The mine sites are another matter. As usual, prospect holes, dumps and shafts dot the landscape. The Gold Bar property had at least four shafts and two adits. A crude headframe still stands over one of these shafts, but the huge ore bin and headframe of the main working shaft has disappeared. The Gold Bar Mill was long ago carted away, as described above, but the concrete and brick foundations of the mill still mark the site.
The Homestake-King ruins are far more impressive. Situated towards the top of the hill is the large working area where the main hoisting shaft of the Homestake-King was located. Extensive timber ruins of the collapsed headframe mark the spot, and the visitor can easily see the double compartment, timbered shaft under the headframe ruins. Three shafts and an adit are below the main shaft, and several more shafts may be found across the top of the ridge to the north, on the old Gold King property.
The best, however, has been saved for the last. By following the old ore road around the side of the hill from the Homestake-King shaft, one arrives at the top of the Homestake-King Mill site. Although the only remains of the mill are the concrete foundations, the very size of those foundations is utterly impressive. Six parallel rows of foundation walls step down the side of the mill for several hundred feet. Some of the foundation walls are eighty feet from side to side, and rise fifteen feet above the slope of the hill. In addition, several piles of timber debris and one large collection of used cyanide flasks may be found.

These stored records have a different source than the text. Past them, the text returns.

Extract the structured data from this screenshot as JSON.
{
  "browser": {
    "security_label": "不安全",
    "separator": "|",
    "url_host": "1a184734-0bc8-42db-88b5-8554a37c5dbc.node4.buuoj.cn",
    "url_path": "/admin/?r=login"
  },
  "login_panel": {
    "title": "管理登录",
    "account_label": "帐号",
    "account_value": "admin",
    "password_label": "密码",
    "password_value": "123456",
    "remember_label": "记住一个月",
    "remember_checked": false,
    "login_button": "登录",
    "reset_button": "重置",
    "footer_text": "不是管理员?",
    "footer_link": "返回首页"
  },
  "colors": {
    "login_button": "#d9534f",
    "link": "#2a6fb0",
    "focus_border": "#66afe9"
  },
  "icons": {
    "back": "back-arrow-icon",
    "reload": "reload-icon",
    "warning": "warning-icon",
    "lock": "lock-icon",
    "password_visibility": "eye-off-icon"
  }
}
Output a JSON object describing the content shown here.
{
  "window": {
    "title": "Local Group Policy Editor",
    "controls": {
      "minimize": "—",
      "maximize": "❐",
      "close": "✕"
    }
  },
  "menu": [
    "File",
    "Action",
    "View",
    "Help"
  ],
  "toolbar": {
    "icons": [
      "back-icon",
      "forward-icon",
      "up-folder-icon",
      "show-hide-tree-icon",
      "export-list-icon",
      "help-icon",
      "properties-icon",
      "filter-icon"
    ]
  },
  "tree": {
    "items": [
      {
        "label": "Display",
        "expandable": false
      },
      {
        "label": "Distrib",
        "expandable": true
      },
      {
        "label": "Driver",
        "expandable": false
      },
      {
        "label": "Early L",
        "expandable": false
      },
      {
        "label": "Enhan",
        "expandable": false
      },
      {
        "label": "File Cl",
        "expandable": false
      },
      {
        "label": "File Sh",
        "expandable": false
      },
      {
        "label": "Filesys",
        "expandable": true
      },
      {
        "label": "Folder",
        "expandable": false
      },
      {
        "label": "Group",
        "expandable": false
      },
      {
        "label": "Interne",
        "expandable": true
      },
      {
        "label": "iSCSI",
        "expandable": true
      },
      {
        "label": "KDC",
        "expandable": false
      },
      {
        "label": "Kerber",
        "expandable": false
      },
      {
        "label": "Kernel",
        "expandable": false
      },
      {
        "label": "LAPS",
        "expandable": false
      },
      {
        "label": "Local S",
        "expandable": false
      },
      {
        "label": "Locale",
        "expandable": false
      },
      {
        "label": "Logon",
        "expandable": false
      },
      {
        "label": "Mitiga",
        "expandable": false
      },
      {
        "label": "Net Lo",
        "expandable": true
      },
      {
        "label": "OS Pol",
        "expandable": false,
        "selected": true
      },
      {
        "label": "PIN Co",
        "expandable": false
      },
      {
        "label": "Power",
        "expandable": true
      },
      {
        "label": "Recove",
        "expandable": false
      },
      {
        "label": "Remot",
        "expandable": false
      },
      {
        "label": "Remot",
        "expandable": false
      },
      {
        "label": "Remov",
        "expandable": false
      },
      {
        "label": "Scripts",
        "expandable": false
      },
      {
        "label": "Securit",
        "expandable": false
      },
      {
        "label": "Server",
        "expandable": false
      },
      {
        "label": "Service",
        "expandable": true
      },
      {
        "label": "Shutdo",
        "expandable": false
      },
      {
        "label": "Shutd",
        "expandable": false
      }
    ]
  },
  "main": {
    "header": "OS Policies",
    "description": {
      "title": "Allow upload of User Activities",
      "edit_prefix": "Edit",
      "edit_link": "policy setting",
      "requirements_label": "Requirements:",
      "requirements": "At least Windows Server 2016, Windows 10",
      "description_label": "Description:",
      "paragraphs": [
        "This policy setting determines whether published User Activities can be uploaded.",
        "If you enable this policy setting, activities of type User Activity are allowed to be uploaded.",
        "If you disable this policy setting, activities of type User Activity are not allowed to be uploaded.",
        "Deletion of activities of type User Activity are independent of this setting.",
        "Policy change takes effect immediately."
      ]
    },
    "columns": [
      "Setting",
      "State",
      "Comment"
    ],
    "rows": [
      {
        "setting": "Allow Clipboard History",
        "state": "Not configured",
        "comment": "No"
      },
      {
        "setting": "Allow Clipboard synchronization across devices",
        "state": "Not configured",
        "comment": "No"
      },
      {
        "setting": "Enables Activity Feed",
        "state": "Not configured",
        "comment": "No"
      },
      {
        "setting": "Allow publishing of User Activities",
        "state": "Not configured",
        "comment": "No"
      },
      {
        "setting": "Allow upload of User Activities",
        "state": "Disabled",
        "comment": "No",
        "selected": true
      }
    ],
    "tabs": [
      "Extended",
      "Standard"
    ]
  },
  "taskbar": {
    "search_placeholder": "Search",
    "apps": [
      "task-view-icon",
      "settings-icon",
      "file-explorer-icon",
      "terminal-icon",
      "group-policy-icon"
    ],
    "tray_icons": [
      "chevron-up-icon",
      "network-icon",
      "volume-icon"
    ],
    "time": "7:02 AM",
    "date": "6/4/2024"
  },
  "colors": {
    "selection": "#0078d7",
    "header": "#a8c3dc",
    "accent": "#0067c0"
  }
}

But the concrete foundations of the Homestake-King Mill, situated on the side of the hilt looking south towards Bullfrog Mountain, clearly dominate the scene. The mill foundations. are visible for miles away from the desert floor, and grow more and more impressive as one nears the site. The sheer size of the ruins, contrasted with the quiet desertion of the desert around it, forces the viewer to attempt to grasp the seemingly illogical fact that this rather isolated and desolate portion of the Nevada desert once teemed with life, activity, and hope.
The Gold Bar-Homestake complex, quite obviously, should be protected, preserved, and interpreted. The protection and preservation efforts should be centered around the mill foundations of the Gold Bar and the Homestake-King. Although both foundation sites seemed stable enough to the untrained eye of an historian, a more expert opinion should be obtained, in order to prevent any future damage to these impressive remains. The interpretation of this area, like that of the rest of the Bullfrog District which falls within the Monument boundaries, is absolutely non-existent at present. At the very least, signs or exhibits which identify the remains should be posted. At best, the vast potential interpretive value of this complex should be utilized. As stated before, this site offers the unique opportunity to compare and contrast two opposite extremes of the mining business as practiced in the early twentieth century.
As a final note, the Monument should immediately make some effort to mark its boundaries. The visitor, especially one with access to a four-wheel drive vehicle, has a choice of almost a dozen routes to take to the Homestake-Gold Bar area. Few of these roads are marked with National Park Service boundary signs, which would warn the traveler that he has entered a protected domain. Given the proliferation of souvenir and rock hunters found in this area, the marking of the boundaries is the most critical passive measure of protection which could be given to this complex.
Last Updated: 22-Dec-2003